**Work task**
An unchanged copy of each entry below is needed; keep the pictures out of it.

**Exercise inputs**
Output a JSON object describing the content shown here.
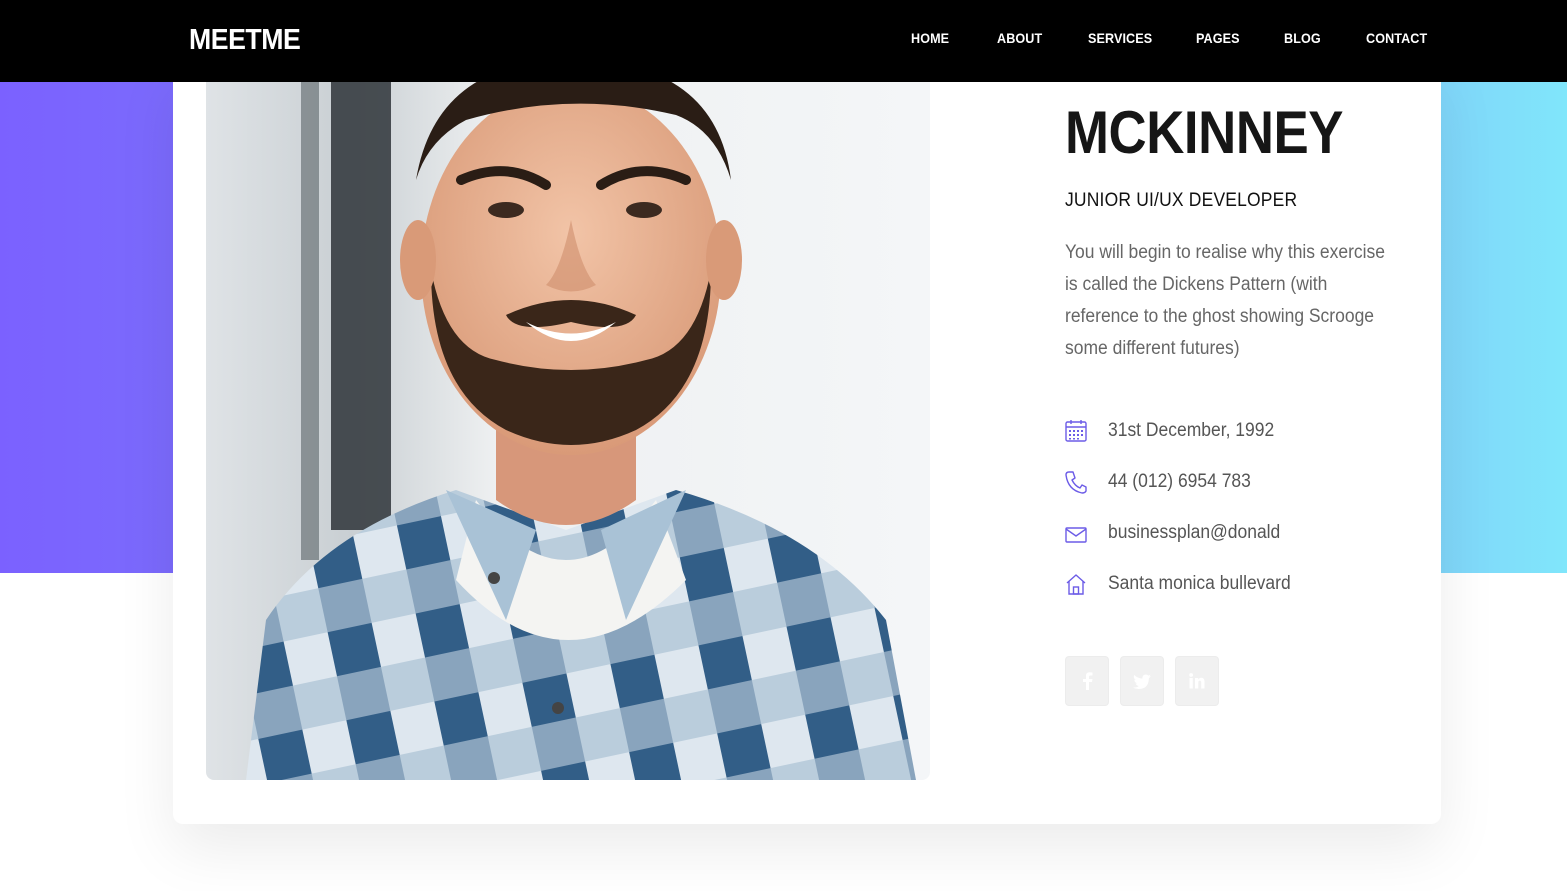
{
  "brand": {
    "logo": "MEETME"
  },
  "nav": {
    "items": [
      {
        "label": "HOME"
      },
      {
        "label": "ABOUT"
      },
      {
        "label": "SERVICES"
      },
      {
        "label": "PAGES"
      },
      {
        "label": "BLOG"
      },
      {
        "label": "CONTACT"
      }
    ]
  },
  "profile": {
    "name": "MCKINNEY",
    "role": "JUNIOR UI/UX DEVELOPER",
    "bio": "You will begin to realise why this exercise is called the Dickens Pattern (with reference to the ghost showing Scrooge some different futures)",
    "info": [
      {
        "icon": "calendar-icon",
        "text": "31st December, 1992"
      },
      {
        "icon": "phone-icon",
        "text": "44 (012) 6954 783"
      },
      {
        "icon": "mail-icon",
        "text": "businessplan@donald"
      },
      {
        "icon": "home-icon",
        "text": "Santa monica bullevard"
      }
    ],
    "socials": [
      {
        "icon": "facebook-icon"
      },
      {
        "icon": "twitter-icon"
      },
      {
        "icon": "linkedin-icon"
      }
    ]
  },
  "colors": {
    "navbar": "#000000",
    "gradient_start": "#7b61ff",
    "gradient_end": "#80e6fb",
    "icon_accent": "#6c5ce7",
    "heading": "#161616",
    "body_text": "#666666"
  }
}
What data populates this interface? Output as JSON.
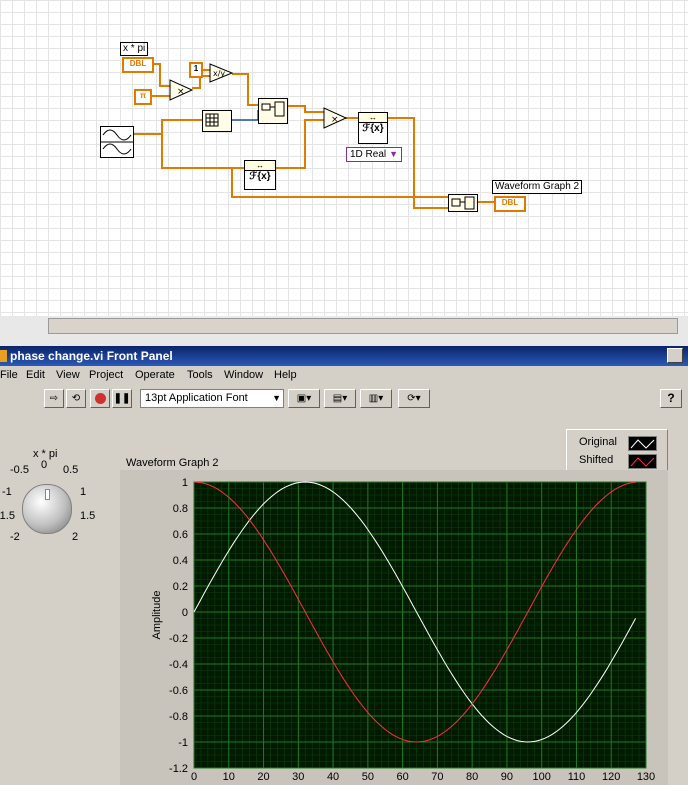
{
  "diagram": {
    "xpi_label": "x * pi",
    "dbl_terminal": "DBL",
    "pi_constant": "π",
    "one_constant": "1",
    "fft_label": "ℱ{x}",
    "mode_enum": "1D Real",
    "graph_label": "Waveform Graph 2",
    "graph_terminal": "DBL"
  },
  "window": {
    "title": "phase change.vi Front Panel"
  },
  "menu": [
    "File",
    "Edit",
    "View",
    "Project",
    "Operate",
    "Tools",
    "Window",
    "Help"
  ],
  "toolbar": {
    "font": "13pt Application Font",
    "help": "?"
  },
  "knob": {
    "label": "x * pi",
    "ticks": [
      "-0.5",
      "0",
      "0.5",
      "-1",
      "1",
      "-1.5",
      "1.5",
      "-2",
      "2"
    ],
    "value_fraction": 0.5
  },
  "legend": {
    "items": [
      {
        "name": "Original",
        "color": "#ffffff"
      },
      {
        "name": "Shifted",
        "color": "#ff3030"
      }
    ]
  },
  "chart_data": {
    "type": "line",
    "title": "Waveform Graph 2",
    "ylabel": "Amplitude",
    "xlabel": "",
    "xlim": [
      0,
      130
    ],
    "ylim": [
      -1.2,
      1
    ],
    "xticks": [
      0,
      10,
      20,
      30,
      40,
      50,
      60,
      70,
      80,
      90,
      100,
      110,
      120,
      130
    ],
    "yticks": [
      1,
      0.8,
      0.6,
      0.4,
      0.2,
      0,
      -0.2,
      -0.4,
      -0.6,
      -0.8,
      -1,
      -1.2
    ],
    "grid": true,
    "plot_bg": "#001a00",
    "grid_color": "#1f7a1f",
    "series": [
      {
        "name": "Original",
        "color": "#ffffff",
        "x_start": 0,
        "x_step": 1,
        "count": 128,
        "values_desc": "sine",
        "amplitude": 1,
        "period": 128,
        "phase": 0
      },
      {
        "name": "Shifted",
        "color": "#ff3030",
        "x_start": 0,
        "x_step": 1,
        "count": 128,
        "values_desc": "cosine",
        "amplitude": 1,
        "period": 128,
        "phase": 1.5708
      }
    ]
  }
}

**Expected answer**
Output a JSON object describing the content shown here.
{
  "brand": {
    "logo": "MEETME"
  },
  "nav": {
    "items": [
      {
        "label": "HOME"
      },
      {
        "label": "ABOUT"
      },
      {
        "label": "SERVICES"
      },
      {
        "label": "PAGES"
      },
      {
        "label": "BLOG"
      },
      {
        "label": "CONTACT"
      }
    ]
  },
  "profile": {
    "name": "MCKINNEY",
    "role": "JUNIOR UI/UX DEVELOPER",
    "bio": "You will begin to realise why this exercise is called the Dickens Pattern (with reference to the ghost showing Scrooge some different futures)",
    "info": [
      {
        "icon": "calendar-icon",
        "text": "31st December, 1992"
      },
      {
        "icon": "phone-icon",
        "text": "44 (012) 6954 783"
      },
      {
        "icon": "mail-icon",
        "text": "businessplan@donald"
      },
      {
        "icon": "home-icon",
        "text": "Santa monica bullevard"
      }
    ],
    "socials": [
      {
        "icon": "facebook-icon"
      },
      {
        "icon": "twitter-icon"
      },
      {
        "icon": "linkedin-icon"
      }
    ]
  },
  "colors": {
    "navbar": "#000000",
    "gradient_start": "#7b61ff",
    "gradient_end": "#80e6fb",
    "icon_accent": "#6c5ce7",
    "heading": "#161616",
    "body_text": "#666666"
  }
}
What data populates this interface? Output as JSON.
{
  "diagram": {
    "xpi_label": "x * pi",
    "dbl_terminal": "DBL",
    "pi_constant": "π",
    "one_constant": "1",
    "fft_label": "ℱ{x}",
    "mode_enum": "1D Real",
    "graph_label": "Waveform Graph 2",
    "graph_terminal": "DBL"
  },
  "window": {
    "title": "phase change.vi Front Panel"
  },
  "menu": [
    "File",
    "Edit",
    "View",
    "Project",
    "Operate",
    "Tools",
    "Window",
    "Help"
  ],
  "toolbar": {
    "font": "13pt Application Font",
    "help": "?"
  },
  "knob": {
    "label": "x * pi",
    "ticks": [
      "-0.5",
      "0",
      "0.5",
      "-1",
      "1",
      "-1.5",
      "1.5",
      "-2",
      "2"
    ],
    "value_fraction": 0.5
  },
  "legend": {
    "items": [
      {
        "name": "Original",
        "color": "#ffffff"
      },
      {
        "name": "Shifted",
        "color": "#ff3030"
      }
    ]
  },
  "chart_data": {
    "type": "line",
    "title": "Waveform Graph 2",
    "ylabel": "Amplitude",
    "xlabel": "",
    "xlim": [
      0,
      130
    ],
    "ylim": [
      -1.2,
      1
    ],
    "xticks": [
      0,
      10,
      20,
      30,
      40,
      50,
      60,
      70,
      80,
      90,
      100,
      110,
      120,
      130
    ],
    "yticks": [
      1,
      0.8,
      0.6,
      0.4,
      0.2,
      0,
      -0.2,
      -0.4,
      -0.6,
      -0.8,
      -1,
      -1.2
    ],
    "grid": true,
    "plot_bg": "#001a00",
    "grid_color": "#1f7a1f",
    "series": [
      {
        "name": "Original",
        "color": "#ffffff",
        "x_start": 0,
        "x_step": 1,
        "count": 128,
        "values_desc": "sine",
        "amplitude": 1,
        "period": 128,
        "phase": 0
      },
      {
        "name": "Shifted",
        "color": "#ff3030",
        "x_start": 0,
        "x_step": 1,
        "count": 128,
        "values_desc": "cosine",
        "amplitude": 1,
        "period": 128,
        "phase": 1.5708
      }
    ]
  }
}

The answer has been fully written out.